It might seem a bit odd starting an article on trees with something that is most certainly not a tree. But there’s a trunk, it has branches and a canopy. For me, it’s a tree in all but name. What it does have is the overarching cover: it has the lines I’m trying to find in the trees in our new very rural surroundings.
Trees are an obvious subject for the photographer. Large, ubiquitous, lots of structure, great colours, work well singly or in groups. What’s not to like? I find though it’s very easy to get carried away by a nice green canopy of leaves in the sunshine. Relying on a swathe of green across a landscape produces pictures that can be pretty but for me a little too obvious. I prefer to exercise a little curiosity on my viewers’ behalf.

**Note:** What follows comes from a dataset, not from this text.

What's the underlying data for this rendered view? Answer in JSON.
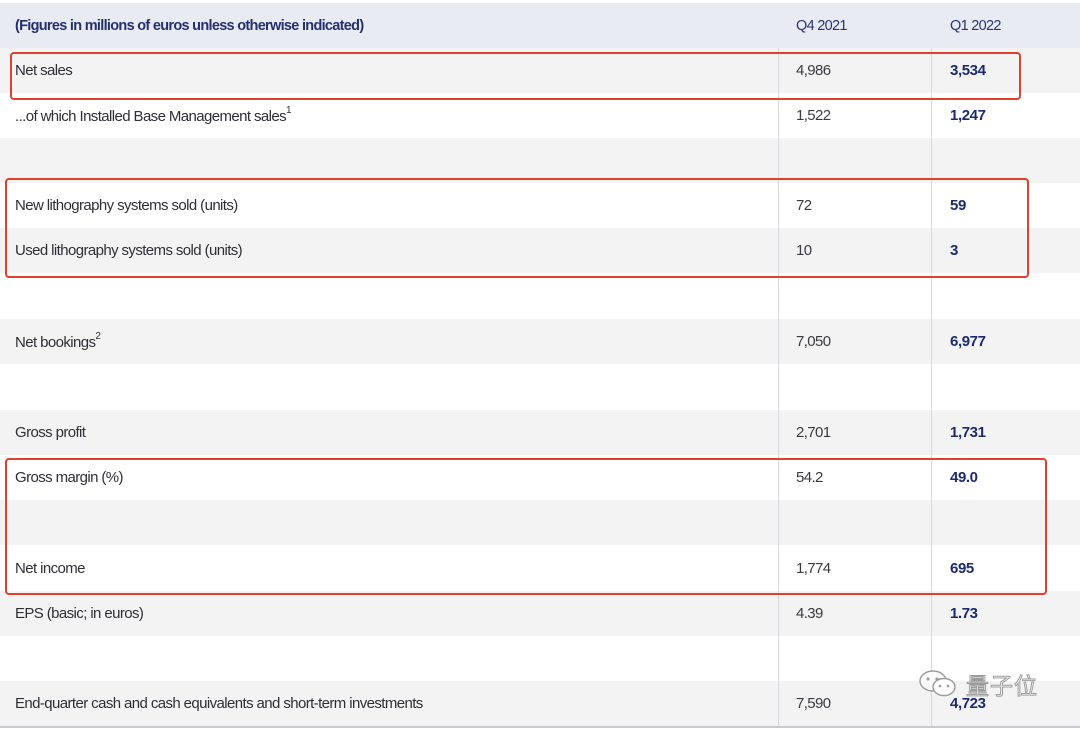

Like this tree above Mayrhofen in Austria: clearly not long for this world with roots that are clinging on at the top of an exposed ridge, but for how much longer. The colours in this scene were as bleached as the tree itself so a monochrome version seemed more appropriate to emphasise the remains of the twisted branches.
Beech trees are probably my favourites. The trunks appear almost muscular, and they glow in a way no other trees do. Compare them with those spindly pines! They aren’t immune to the effects of the wind either despite their apparent strength as you can see in this picture at Birgham Haugh.
Here we can see the trees in early spring before the leaves appear, and we appreciate the branches getting ever finer reaching for the river. But trees can work in summer too – silhouettes make the most of the branches, and the leaves provide for more controlled dappled light as in this picture from Kinver Edge.
You can use trees as frames too. Although in this next picture you can see some of the detail of the bark on the trunks, it’s the glimpses of the
But I return to the beech trees in the Clump as my favourites. On the edge of the wood they catch all the light there is which shows off their curves and textures like skin.
Maybe the best time all of is in the spring, just as the leaves are foroming. You can still see the shapes of the branches but the outlines are softened by the new leaf growth. In colour you would see a faint green fuzz but as ever I prefer the black and white approach. It emphasises similarities of tone, downplaying differences of colour shade.